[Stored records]

◆ ◆ ◆

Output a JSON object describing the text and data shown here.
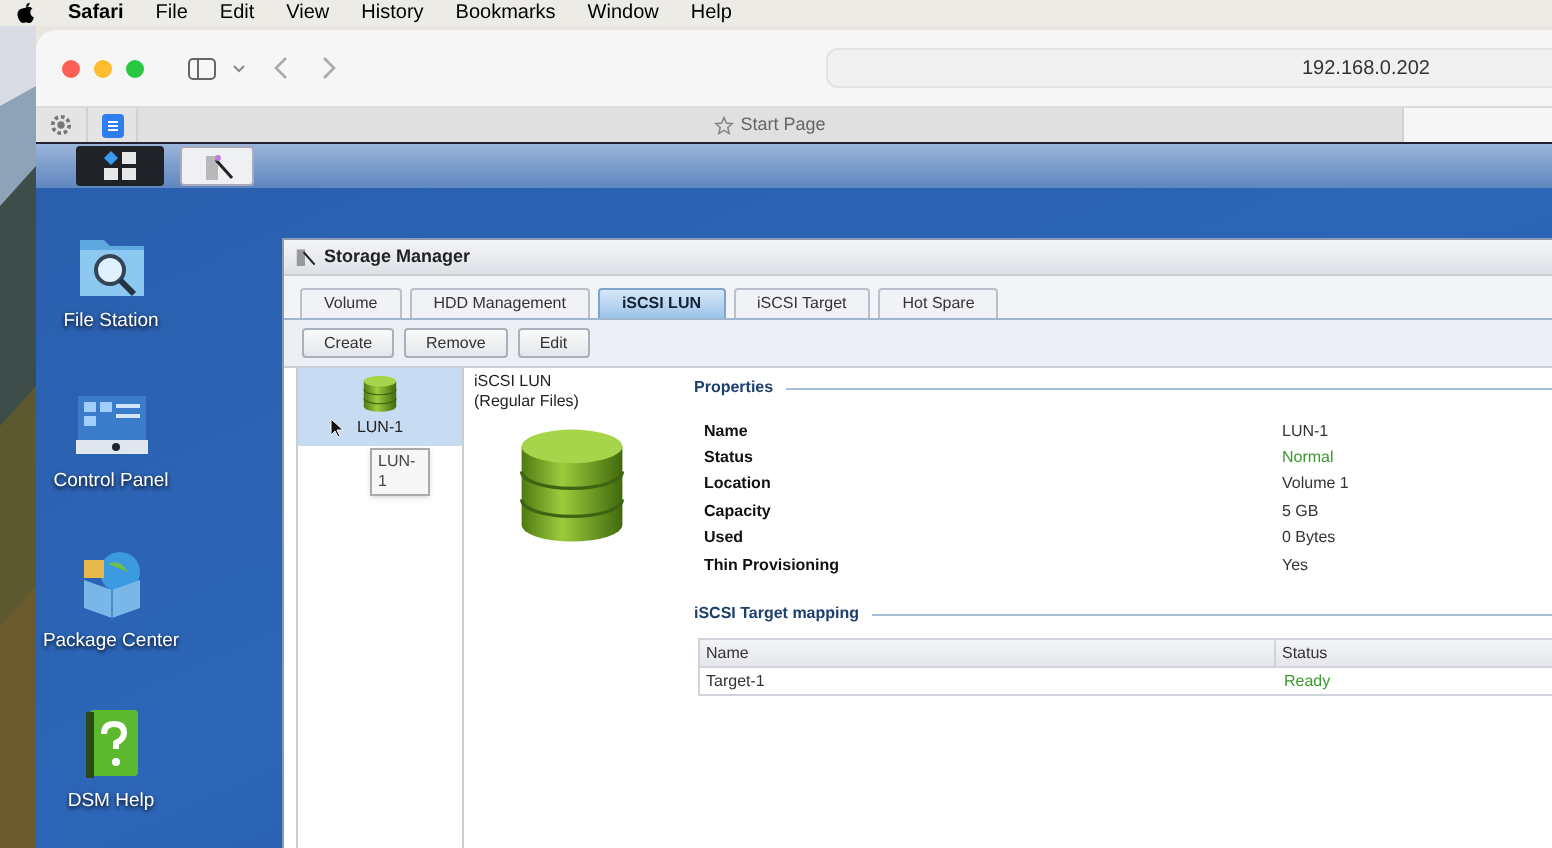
{
  "menu_bar": {
    "app": "Safari",
    "items": [
      "File",
      "Edit",
      "View",
      "History",
      "Bookmarks",
      "Window",
      "Help"
    ]
  },
  "browser": {
    "address": "192.168.0.202",
    "tab": "Start Page"
  },
  "taskbar": [
    {
      "kind": "main-menu",
      "selected": true
    },
    {
      "kind": "storage",
      "selected": false
    }
  ],
  "desktop_icons": [
    {
      "kind": "file",
      "label": "File Station"
    },
    {
      "kind": "control",
      "label": "Control Panel"
    },
    {
      "kind": "package",
      "label": "Package Center"
    },
    {
      "kind": "help",
      "label": "DSM Help"
    }
  ],
  "window": {
    "title": "Storage Manager",
    "tabs": [
      {
        "label": "Volume",
        "selected": false
      },
      {
        "label": "HDD Management",
        "selected": false
      },
      {
        "label": "iSCSI LUN",
        "selected": true
      },
      {
        "label": "iSCSI Target",
        "selected": false
      },
      {
        "label": "Hot Spare",
        "selected": false
      }
    ],
    "toolbar": [
      "Create",
      "Remove",
      "Edit"
    ],
    "lun_list": [
      {
        "label": "LUN-1",
        "selected": true
      }
    ],
    "tooltip": "LUN-1",
    "detail": {
      "type_title": "iSCSI LUN",
      "type_subtitle": "(Regular Files)"
    },
    "properties": {
      "title": "Properties",
      "rows": [
        {
          "label": "Name",
          "value": "LUN-1",
          "kind": "text"
        },
        {
          "label": "Status",
          "value": "Normal",
          "kind": "status"
        },
        {
          "label": "Location",
          "value": "Volume 1",
          "kind": "text"
        },
        {
          "label": "Capacity",
          "value": "5 GB",
          "kind": "text"
        },
        {
          "label": "Used",
          "value": "0 Bytes",
          "kind": "text"
        },
        {
          "label": "Thin Provisioning",
          "value": "Yes",
          "kind": "text"
        }
      ]
    },
    "mapping": {
      "title": "iSCSI Target mapping",
      "columns": [
        "Name",
        "Status"
      ],
      "rows": [
        {
          "name": "Target-1",
          "status": "Ready"
        }
      ]
    }
  }
}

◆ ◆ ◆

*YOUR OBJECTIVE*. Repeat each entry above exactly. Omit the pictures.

*SOLUTION FOR THIS PROBLEM*.
Output a JSON object describing the text and data shown here.
{
  "menu_bar": {
    "app": "Safari",
    "items": [
      "File",
      "Edit",
      "View",
      "History",
      "Bookmarks",
      "Window",
      "Help"
    ]
  },
  "browser": {
    "address": "192.168.0.202",
    "tab": "Start Page"
  },
  "taskbar": [
    {
      "kind": "main-menu",
      "selected": true
    },
    {
      "kind": "storage",
      "selected": false
    }
  ],
  "desktop_icons": [
    {
      "kind": "file",
      "label": "File Station"
    },
    {
      "kind": "control",
      "label": "Control Panel"
    },
    {
      "kind": "package",
      "label": "Package Center"
    },
    {
      "kind": "help",
      "label": "DSM Help"
    }
  ],
  "window": {
    "title": "Storage Manager",
    "tabs": [
      {
        "label": "Volume",
        "selected": false
      },
      {
        "label": "HDD Management",
        "selected": false
      },
      {
        "label": "iSCSI LUN",
        "selected": true
      },
      {
        "label": "iSCSI Target",
        "selected": false
      },
      {
        "label": "Hot Spare",
        "selected": false
      }
    ],
    "toolbar": [
      "Create",
      "Remove",
      "Edit"
    ],
    "lun_list": [
      {
        "label": "LUN-1",
        "selected": true
      }
    ],
    "tooltip": "LUN-1",
    "detail": {
      "type_title": "iSCSI LUN",
      "type_subtitle": "(Regular Files)"
    },
    "properties": {
      "title": "Properties",
      "rows": [
        {
          "label": "Name",
          "value": "LUN-1",
          "kind": "text"
        },
        {
          "label": "Status",
          "value": "Normal",
          "kind": "status"
        },
        {
          "label": "Location",
          "value": "Volume 1",
          "kind": "text"
        },
        {
          "label": "Capacity",
          "value": "5 GB",
          "kind": "text"
        },
        {
          "label": "Used",
          "value": "0 Bytes",
          "kind": "text"
        },
        {
          "label": "Thin Provisioning",
          "value": "Yes",
          "kind": "text"
        }
      ]
    },
    "mapping": {
      "title": "iSCSI Target mapping",
      "columns": [
        "Name",
        "Status"
      ],
      "rows": [
        {
          "name": "Target-1",
          "status": "Ready"
        }
      ]
    }
  }
}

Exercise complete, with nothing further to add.